What’s really interesting to me is that despite the workshop being geared toward microbial ecologists, I think these takeaways apply to diverse fields including my own personal favorites: hydrology and biogeochemistry. The necessity for scientists to plan ahead, manage, analyze, and synthesize big data is growing. As I approach the end of my Ph.D. program, I have noticed future employers are demanding recent graduates to lead the charge in data management and visualization. This need is further demonstrated in recent publications by Laurance et al. (2016) and Rode et al. (2016). I agree with both of these articles that big data brings big opportunities, but I also think we need to accept the fact that with big data must come the enthusiasm to answer pressing questions and manage those data effectively so future generations of scientists can make use of them.

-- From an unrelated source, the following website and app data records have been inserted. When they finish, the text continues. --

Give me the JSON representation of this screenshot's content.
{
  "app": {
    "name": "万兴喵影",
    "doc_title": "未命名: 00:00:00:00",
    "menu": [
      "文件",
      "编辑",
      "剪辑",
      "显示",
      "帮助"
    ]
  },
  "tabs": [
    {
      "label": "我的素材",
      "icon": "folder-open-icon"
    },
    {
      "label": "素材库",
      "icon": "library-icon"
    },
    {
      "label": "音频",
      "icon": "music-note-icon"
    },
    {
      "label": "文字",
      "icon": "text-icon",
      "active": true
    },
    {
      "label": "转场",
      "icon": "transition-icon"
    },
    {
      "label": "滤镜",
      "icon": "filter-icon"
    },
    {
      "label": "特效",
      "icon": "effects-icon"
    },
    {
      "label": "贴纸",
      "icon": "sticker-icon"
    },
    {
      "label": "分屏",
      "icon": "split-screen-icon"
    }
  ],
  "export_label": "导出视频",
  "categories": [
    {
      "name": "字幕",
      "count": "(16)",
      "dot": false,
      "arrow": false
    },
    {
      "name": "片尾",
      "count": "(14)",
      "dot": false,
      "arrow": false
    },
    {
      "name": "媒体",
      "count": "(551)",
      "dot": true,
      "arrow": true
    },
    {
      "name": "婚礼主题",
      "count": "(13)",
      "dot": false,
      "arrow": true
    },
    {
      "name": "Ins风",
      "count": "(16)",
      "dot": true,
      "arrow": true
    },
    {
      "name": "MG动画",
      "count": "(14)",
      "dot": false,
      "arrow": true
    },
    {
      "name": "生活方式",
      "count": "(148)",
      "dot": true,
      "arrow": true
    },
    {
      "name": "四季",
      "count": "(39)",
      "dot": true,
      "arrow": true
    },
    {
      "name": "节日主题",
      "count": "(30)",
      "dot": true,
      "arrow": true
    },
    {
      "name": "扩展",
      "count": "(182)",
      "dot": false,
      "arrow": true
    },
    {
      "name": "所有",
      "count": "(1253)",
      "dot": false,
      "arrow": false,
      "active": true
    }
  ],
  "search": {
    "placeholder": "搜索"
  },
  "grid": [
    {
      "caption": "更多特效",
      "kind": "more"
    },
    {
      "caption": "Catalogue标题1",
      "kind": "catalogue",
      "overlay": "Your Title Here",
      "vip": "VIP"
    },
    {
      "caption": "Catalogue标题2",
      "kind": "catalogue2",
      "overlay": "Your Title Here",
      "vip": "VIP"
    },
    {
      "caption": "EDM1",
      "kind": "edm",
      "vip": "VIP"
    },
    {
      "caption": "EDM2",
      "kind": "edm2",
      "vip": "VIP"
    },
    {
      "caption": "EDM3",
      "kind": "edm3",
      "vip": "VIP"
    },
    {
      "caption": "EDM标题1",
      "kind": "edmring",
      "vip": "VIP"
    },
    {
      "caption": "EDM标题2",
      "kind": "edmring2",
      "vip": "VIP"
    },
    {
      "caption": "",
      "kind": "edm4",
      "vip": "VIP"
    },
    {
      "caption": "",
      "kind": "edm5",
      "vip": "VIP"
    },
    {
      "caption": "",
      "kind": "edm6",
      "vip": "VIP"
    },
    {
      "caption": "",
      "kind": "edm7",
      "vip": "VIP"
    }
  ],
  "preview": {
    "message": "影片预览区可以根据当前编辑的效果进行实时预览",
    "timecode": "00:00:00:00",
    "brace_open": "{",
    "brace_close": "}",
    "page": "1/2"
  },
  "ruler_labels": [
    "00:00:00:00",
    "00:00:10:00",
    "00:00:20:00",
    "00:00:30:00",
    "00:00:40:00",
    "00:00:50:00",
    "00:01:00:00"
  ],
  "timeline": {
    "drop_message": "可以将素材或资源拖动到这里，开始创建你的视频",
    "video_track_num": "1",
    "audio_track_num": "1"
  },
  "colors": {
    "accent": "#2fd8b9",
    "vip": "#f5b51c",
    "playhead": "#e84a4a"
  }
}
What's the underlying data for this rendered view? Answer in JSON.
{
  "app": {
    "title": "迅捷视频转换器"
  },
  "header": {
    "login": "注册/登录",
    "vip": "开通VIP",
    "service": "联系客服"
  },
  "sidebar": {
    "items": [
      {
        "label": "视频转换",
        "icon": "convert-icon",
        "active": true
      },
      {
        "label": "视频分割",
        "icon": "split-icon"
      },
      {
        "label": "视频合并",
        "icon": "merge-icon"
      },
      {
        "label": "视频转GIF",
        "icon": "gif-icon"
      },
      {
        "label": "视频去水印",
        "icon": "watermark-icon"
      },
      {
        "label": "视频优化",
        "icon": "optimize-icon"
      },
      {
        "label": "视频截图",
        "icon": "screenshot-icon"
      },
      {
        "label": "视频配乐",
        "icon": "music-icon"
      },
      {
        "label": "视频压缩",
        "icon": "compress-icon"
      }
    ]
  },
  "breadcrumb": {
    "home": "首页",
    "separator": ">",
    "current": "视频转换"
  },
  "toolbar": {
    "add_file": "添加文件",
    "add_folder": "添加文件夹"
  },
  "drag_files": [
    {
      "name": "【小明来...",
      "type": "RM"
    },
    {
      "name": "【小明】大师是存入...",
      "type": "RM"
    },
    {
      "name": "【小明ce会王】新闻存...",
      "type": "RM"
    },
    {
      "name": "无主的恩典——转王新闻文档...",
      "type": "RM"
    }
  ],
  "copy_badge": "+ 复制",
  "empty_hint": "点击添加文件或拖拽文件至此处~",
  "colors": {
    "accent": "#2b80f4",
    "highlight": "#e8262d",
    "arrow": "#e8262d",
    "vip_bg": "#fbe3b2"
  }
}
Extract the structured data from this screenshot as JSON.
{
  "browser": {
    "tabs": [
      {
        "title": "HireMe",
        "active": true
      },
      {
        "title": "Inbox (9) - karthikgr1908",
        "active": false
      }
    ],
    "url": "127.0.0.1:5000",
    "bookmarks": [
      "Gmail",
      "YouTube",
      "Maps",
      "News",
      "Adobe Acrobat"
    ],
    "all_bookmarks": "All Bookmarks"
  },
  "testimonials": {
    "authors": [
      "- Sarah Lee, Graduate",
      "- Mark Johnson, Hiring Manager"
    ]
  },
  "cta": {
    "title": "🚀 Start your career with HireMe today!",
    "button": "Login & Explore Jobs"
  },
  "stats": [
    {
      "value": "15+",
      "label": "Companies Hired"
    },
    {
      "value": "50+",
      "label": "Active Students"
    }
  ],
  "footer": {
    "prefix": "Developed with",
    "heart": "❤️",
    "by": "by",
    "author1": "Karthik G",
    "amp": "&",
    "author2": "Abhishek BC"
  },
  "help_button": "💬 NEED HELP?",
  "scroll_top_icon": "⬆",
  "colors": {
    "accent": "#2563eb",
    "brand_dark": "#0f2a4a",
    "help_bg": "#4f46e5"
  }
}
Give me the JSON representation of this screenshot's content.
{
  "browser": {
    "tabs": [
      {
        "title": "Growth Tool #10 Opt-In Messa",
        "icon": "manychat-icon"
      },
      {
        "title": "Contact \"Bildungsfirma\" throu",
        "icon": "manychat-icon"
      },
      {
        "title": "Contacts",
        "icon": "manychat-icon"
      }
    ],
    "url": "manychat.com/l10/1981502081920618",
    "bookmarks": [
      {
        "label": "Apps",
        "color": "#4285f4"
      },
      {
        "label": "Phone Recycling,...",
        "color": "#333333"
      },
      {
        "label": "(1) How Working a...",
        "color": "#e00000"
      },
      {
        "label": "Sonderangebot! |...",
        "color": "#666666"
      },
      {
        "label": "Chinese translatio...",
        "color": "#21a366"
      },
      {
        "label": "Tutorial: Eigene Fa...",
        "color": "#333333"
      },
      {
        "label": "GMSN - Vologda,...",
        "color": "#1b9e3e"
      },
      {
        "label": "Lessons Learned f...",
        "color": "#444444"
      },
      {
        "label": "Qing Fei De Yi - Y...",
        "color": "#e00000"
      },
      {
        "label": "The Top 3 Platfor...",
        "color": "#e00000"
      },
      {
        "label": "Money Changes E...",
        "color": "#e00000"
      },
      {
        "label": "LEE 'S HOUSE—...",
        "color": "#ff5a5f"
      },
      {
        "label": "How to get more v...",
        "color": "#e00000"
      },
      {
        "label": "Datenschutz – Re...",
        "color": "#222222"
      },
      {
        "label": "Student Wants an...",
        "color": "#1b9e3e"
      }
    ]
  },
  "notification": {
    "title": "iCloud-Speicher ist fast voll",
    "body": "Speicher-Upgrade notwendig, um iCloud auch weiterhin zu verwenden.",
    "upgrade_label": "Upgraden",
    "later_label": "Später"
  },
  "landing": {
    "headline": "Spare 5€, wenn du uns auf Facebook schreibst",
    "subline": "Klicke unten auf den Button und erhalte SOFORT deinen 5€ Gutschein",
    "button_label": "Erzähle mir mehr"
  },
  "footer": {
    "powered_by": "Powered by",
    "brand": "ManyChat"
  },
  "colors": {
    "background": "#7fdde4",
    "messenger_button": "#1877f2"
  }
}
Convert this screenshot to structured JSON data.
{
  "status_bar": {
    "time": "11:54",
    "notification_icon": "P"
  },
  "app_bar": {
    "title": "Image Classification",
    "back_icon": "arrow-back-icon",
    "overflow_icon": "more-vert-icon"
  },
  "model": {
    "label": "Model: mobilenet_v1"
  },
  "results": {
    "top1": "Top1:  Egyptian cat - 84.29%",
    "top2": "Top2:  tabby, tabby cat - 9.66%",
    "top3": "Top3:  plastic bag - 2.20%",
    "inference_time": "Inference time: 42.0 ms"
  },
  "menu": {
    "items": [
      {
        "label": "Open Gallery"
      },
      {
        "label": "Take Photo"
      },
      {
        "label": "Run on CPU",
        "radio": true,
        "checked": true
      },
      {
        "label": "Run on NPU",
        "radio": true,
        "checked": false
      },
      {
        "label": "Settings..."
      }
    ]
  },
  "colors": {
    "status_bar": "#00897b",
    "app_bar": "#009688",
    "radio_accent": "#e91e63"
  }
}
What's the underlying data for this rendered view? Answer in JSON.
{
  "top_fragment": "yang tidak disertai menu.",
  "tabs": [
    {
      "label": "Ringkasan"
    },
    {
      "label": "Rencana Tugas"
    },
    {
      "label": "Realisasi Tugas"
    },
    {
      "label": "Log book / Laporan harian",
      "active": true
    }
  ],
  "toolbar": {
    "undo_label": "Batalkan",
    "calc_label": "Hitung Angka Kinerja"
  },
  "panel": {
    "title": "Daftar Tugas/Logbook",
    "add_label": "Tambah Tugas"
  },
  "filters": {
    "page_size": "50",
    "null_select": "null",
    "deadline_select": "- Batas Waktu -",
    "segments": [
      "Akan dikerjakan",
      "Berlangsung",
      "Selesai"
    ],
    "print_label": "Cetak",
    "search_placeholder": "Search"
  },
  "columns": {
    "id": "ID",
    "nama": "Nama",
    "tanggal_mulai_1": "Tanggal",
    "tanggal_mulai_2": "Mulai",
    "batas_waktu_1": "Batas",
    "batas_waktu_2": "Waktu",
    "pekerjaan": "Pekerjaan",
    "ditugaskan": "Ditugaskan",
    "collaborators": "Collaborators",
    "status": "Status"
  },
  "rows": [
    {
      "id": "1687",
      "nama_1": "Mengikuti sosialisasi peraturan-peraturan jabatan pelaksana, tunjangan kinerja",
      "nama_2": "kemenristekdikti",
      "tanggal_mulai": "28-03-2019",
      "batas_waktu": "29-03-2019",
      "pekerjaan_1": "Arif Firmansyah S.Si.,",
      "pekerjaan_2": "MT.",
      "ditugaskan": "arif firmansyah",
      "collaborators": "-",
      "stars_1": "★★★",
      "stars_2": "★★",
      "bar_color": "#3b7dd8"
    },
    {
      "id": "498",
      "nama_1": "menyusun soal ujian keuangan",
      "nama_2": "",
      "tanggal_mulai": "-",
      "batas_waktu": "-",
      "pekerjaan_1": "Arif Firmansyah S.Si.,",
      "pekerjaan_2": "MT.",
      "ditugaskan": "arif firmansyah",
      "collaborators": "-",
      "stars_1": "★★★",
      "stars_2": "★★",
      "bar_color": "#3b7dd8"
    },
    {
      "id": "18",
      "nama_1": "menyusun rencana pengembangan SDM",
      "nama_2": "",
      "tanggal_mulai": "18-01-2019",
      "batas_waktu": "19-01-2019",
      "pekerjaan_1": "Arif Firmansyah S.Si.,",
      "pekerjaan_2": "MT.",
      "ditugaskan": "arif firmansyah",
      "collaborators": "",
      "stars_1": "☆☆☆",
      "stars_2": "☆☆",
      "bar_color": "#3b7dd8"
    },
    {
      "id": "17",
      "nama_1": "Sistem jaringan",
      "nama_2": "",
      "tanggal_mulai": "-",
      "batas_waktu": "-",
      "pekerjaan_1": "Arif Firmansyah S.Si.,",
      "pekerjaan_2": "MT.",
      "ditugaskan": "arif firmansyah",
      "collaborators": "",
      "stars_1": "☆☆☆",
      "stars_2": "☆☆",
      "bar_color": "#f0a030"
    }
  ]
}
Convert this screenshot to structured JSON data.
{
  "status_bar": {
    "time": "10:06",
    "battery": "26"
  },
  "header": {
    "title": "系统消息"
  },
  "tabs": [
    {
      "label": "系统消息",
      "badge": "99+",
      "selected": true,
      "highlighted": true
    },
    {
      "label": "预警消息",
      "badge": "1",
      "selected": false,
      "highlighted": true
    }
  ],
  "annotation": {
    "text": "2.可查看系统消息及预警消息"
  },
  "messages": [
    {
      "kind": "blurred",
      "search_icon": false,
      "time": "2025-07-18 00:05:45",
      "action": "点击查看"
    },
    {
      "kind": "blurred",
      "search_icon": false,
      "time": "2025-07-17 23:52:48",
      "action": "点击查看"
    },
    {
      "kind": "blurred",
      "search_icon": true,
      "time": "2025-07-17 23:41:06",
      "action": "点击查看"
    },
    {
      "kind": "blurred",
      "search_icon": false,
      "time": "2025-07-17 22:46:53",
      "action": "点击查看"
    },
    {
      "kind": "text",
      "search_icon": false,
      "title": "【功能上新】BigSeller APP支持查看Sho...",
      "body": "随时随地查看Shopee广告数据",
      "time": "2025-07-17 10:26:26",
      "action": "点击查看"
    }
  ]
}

Laurance, W., F. Achard, S. Peedell, S. Schmitt. 2016. Big data, big opportunities. Frontiers in Ecology and the Environment. 14(7):347.
Loman, N. and M. Watson. 2013. So you want to be a computational biologist?. Nature Biotechnology. 31:996-998.
Prosser, J. 2013. Think before you sequence. Nature. 494:41.
Rocca, J., E. Hall, J. Lennon, S. Evans, M. Waldrop, J. Cotner, D. Nemergut, E. Graham, and M. Wallenstein. 2015. Relationships between protein-encoding gene abundance and corresponding process are commonly assumed yet rarely observed. ISME Journal. 9:1693–1699.
Rode, M., A. Wade, M. Cohen, R. Hensley, M. Bowes, J. Kirchner, G. Arhonditsis, P. Jordan, B. Kronvang, S. Halliday, R. Skeffington, J. Rozemeijer, A. Aubert, K. Rinke, and S. Jomaa. 2016. Sensors in the stream: the high-frequency wave of the present. Environmental Science and Technology. doi: 10.1021/acs.est.6b02155.
Shade, A. and T. Teal. 2015. Computational workflows for biologists: a roadmap. PLoS Biology. 13(11): e1002303. doi:10.1371/journal.pbio.1002303.
Schimel, J. and J. Gulledge. 1998. Microbial community structure and global trace gasses. Global Change Biology. 4(7):745-758.
About the Author: Sheila Saia is a Ph.D. student in the Biological and Environmental Engineering Department at Cornell University and a member of the Soil and Water Lab. She studies the linkages between hydrology and microbiology on phosphorous cycling in streams and soils.